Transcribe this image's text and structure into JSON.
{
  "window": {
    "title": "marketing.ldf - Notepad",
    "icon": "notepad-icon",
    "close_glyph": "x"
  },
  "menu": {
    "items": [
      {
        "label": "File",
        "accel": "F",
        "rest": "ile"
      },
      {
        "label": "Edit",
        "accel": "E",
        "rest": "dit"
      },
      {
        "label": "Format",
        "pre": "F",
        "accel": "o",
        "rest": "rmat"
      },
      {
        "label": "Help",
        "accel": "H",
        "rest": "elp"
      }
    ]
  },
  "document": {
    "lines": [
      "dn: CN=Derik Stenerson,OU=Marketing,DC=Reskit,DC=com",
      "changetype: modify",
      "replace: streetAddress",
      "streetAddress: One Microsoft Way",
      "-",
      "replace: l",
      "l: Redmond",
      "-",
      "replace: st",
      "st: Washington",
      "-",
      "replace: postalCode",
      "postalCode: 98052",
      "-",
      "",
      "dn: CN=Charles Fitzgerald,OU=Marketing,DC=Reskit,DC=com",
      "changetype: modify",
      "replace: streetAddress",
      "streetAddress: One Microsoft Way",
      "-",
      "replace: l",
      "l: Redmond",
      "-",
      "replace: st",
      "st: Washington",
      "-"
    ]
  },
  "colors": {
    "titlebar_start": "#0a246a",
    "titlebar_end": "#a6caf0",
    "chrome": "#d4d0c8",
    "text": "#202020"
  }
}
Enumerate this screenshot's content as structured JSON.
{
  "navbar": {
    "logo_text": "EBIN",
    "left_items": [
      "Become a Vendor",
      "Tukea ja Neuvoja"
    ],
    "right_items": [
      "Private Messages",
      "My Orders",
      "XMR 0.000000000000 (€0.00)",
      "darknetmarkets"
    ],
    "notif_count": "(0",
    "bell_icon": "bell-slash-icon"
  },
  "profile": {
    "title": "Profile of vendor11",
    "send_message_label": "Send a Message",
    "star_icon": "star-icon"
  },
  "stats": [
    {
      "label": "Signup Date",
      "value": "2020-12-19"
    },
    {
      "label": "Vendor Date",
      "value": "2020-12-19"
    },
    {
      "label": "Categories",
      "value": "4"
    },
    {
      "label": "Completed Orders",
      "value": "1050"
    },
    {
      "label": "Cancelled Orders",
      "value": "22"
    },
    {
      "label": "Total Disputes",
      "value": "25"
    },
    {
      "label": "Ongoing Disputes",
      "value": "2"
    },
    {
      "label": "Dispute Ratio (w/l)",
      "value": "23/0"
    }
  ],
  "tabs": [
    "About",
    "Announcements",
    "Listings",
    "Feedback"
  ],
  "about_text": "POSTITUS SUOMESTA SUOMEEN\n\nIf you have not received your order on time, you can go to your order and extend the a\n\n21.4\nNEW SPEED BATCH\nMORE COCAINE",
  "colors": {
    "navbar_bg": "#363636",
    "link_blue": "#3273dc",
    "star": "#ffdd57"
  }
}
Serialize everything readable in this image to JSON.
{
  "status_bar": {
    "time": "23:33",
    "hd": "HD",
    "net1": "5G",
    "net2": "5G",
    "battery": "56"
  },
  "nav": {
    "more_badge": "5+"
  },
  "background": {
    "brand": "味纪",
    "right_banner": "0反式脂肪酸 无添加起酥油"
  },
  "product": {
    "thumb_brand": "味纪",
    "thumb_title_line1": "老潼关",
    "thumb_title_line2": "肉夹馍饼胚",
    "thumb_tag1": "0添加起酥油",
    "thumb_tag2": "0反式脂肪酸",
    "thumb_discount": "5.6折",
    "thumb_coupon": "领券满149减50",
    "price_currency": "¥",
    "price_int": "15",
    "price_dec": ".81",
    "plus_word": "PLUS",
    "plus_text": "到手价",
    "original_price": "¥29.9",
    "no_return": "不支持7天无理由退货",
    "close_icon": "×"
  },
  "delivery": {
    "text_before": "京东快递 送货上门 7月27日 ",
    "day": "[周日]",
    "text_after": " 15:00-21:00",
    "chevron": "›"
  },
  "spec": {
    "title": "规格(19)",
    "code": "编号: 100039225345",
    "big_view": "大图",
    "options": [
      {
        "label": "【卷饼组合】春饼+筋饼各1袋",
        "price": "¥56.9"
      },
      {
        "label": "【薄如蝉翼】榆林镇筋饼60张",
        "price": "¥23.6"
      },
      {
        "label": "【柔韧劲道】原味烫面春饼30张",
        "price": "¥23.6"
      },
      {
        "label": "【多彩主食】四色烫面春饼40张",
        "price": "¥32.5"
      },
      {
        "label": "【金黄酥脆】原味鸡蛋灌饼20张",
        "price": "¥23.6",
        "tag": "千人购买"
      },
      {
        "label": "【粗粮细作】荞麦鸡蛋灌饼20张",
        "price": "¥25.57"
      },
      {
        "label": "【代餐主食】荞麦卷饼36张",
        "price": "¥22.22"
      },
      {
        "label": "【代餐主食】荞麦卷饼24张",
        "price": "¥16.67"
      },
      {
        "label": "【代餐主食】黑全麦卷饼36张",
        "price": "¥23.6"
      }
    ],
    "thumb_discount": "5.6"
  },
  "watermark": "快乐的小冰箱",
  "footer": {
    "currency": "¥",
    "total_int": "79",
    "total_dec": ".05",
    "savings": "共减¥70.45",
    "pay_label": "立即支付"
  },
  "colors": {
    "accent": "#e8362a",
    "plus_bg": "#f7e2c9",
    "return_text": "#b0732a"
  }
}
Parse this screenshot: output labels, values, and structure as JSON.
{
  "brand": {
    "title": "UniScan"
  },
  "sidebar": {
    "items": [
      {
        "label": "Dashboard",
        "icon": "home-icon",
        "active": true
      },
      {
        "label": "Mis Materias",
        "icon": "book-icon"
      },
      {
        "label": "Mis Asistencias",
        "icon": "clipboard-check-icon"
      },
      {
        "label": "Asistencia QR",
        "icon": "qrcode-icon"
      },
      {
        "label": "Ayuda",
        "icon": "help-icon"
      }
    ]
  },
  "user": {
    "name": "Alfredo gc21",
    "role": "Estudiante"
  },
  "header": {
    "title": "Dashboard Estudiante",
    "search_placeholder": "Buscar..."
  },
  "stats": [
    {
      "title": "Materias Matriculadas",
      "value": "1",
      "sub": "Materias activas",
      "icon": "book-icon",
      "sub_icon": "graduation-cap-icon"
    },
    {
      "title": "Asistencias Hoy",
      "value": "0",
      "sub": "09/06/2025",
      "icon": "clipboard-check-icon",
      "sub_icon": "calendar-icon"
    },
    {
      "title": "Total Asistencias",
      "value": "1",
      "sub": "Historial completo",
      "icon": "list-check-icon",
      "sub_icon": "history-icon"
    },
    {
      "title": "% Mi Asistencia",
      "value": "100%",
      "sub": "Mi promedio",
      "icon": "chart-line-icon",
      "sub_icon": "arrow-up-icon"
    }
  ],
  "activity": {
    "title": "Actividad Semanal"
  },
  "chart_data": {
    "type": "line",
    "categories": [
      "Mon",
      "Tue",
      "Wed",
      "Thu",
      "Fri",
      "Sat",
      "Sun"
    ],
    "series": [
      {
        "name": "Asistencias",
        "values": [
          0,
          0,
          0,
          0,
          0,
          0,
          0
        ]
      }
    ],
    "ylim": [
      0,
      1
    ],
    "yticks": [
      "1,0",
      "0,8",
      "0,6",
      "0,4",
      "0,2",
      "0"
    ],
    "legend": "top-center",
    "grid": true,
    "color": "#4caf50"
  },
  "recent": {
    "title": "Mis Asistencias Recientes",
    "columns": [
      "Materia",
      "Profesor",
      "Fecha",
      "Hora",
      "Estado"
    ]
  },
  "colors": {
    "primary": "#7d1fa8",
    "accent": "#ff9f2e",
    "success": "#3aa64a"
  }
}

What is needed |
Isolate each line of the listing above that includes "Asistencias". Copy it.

Reply |
        "label": "Mis Asistencias",
      "title": "Asistencias Hoy",
      "title": "Total Asistencias",
        "name": "Asistencias",
    "title": "Mis Asistencias Recientes",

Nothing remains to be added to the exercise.